Emissive, unlit, solid shaders on objects are common in the game. Standard shaders react to lighting, so if you use standard shaders you must have a light on them. Standard shaders with normal maps can make simple geometry look very dense in detail, but they need good lighting.
Skybox intesity can be adjusted. Rebake the global illumination reflection probe if you change it or change the HDR.
The StageTile prefabs can hold objects, lights, and particle systems, but remember if you throw everything plus the sink in only those with gaming rigs will be able to play it.
Don’t use Heightmaps for details. Convert them to Normal maps using Njob, Xnormal or Materialize(bounding box software). You will get much nicer details on low poly geometry using normal maps. I suggest Materialize. You can import a greyscale heightmap and convert it to a Normal map using a bunch of parameters. http://www.boundingboxsoftware.com/materialize/downloads.php
At this point you could test your level. Put at least a couple of primitives in each stage tile, close to the center of the x axis in the scene so they fly by the player. Make sure they aren’t too high or low, use the location fields in the inspector to snap them to near 0 on the z axis.
Open the CustomStageInfo and in the inspector change the map name and author which will be visible in Synthriders. Delete the Experience field completely since we aren’t making an Experience map.

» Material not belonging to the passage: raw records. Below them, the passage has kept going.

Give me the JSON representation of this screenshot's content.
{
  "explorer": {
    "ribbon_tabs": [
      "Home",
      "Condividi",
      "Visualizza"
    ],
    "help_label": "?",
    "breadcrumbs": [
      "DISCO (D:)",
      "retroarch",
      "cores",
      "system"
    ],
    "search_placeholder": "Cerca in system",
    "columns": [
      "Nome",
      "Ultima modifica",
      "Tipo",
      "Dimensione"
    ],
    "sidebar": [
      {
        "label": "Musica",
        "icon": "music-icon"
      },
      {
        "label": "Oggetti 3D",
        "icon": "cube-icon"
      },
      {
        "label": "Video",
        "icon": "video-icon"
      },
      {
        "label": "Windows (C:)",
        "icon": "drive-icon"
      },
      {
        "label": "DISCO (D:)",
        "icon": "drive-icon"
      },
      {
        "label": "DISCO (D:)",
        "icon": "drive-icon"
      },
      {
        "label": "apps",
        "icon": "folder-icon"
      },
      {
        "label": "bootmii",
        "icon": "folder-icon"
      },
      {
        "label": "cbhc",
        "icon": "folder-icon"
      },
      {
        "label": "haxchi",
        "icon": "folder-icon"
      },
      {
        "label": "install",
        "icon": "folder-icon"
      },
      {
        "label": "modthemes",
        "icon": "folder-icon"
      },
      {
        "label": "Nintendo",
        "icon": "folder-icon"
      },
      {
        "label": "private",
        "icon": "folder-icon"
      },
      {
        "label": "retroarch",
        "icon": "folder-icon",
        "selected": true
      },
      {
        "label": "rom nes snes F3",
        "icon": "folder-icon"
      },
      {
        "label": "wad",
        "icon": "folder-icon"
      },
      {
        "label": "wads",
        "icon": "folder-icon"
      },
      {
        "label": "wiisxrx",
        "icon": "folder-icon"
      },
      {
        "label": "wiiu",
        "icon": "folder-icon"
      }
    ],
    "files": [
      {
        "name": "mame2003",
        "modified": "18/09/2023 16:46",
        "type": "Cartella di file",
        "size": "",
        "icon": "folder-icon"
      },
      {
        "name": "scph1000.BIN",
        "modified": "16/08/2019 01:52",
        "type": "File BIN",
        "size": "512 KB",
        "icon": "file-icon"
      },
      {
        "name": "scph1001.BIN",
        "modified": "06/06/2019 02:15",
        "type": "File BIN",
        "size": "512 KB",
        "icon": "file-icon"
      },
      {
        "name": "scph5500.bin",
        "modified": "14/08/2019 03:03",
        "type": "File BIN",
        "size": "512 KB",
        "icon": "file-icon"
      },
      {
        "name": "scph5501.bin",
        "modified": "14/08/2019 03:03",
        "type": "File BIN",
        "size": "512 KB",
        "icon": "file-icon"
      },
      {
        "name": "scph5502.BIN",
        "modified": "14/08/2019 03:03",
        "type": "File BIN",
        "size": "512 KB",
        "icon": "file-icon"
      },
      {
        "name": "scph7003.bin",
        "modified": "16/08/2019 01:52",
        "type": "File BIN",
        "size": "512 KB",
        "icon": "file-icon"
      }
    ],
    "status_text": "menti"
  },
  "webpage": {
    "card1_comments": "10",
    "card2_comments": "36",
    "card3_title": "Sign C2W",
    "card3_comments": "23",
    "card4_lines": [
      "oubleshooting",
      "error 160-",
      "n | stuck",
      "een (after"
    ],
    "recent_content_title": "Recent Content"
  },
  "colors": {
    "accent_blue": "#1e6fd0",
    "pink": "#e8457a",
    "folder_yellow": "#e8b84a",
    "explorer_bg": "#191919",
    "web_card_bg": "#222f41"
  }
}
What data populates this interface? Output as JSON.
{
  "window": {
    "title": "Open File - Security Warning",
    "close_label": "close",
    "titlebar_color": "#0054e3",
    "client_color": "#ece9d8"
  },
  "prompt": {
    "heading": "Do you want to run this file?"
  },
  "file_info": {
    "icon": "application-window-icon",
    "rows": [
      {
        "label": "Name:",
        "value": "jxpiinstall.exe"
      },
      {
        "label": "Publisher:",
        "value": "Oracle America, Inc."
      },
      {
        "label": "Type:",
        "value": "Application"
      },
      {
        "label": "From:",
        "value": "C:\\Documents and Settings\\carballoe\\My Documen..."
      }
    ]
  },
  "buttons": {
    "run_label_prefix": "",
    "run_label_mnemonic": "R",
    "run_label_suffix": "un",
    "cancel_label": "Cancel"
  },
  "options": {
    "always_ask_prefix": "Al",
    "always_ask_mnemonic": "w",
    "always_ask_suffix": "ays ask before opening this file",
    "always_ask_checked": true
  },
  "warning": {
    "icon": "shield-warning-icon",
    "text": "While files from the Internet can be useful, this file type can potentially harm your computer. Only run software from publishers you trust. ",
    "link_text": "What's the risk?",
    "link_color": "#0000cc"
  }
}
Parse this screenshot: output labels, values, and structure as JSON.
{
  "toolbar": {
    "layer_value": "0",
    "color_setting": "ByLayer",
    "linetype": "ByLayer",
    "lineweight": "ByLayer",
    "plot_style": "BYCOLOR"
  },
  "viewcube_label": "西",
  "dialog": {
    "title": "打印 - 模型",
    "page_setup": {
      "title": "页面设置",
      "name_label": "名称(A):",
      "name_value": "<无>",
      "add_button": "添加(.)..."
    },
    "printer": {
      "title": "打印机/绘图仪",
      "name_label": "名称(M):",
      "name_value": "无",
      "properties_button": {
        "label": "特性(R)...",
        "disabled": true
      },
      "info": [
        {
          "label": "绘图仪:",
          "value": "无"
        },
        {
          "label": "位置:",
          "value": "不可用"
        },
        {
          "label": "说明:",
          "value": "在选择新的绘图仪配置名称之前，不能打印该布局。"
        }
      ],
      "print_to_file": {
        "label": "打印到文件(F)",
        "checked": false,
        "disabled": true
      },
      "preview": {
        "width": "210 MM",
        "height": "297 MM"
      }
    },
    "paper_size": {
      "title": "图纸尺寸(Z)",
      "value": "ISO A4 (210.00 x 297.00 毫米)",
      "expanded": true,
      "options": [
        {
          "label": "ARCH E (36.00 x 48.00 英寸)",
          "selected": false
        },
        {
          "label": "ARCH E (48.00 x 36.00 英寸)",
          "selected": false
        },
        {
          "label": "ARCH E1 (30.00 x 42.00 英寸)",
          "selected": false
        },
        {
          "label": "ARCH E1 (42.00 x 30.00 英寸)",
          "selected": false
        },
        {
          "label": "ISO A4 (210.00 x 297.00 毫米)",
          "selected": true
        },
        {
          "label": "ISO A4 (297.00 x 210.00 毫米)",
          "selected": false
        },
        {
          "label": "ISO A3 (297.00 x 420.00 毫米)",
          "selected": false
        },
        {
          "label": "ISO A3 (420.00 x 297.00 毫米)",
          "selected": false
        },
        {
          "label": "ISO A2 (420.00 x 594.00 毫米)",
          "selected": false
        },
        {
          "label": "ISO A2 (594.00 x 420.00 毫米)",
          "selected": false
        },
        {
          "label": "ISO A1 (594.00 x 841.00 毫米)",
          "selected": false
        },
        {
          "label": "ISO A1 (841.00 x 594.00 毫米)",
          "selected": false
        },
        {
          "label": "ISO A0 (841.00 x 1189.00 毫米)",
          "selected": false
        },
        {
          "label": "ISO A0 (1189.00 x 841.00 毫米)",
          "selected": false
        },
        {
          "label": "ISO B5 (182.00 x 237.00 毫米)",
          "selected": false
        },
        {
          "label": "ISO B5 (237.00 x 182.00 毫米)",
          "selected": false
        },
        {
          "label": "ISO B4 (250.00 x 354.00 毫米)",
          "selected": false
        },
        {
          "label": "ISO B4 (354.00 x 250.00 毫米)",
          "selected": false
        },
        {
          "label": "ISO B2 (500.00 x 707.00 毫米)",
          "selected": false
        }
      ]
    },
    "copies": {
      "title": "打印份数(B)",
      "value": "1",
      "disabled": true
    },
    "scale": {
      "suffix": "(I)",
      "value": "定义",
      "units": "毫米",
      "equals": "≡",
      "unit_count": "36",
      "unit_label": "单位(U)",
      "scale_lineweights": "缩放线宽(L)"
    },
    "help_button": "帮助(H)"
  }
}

At the top of the menu in unity choose Synthriders->Export StageBundle In the menu that pops up change the filename, and choose whether it is a Spinstage or not Click Export for the platform you are building for, and wait. When it is done a folder will pop up in explorer. Copy the .spinstage file over to your custom stages folder in the Synthriders program directory.
Start the game and when you choose a stage at the end of the paid stages, your custom stage should appear under the name you put in the StageInfo prefab.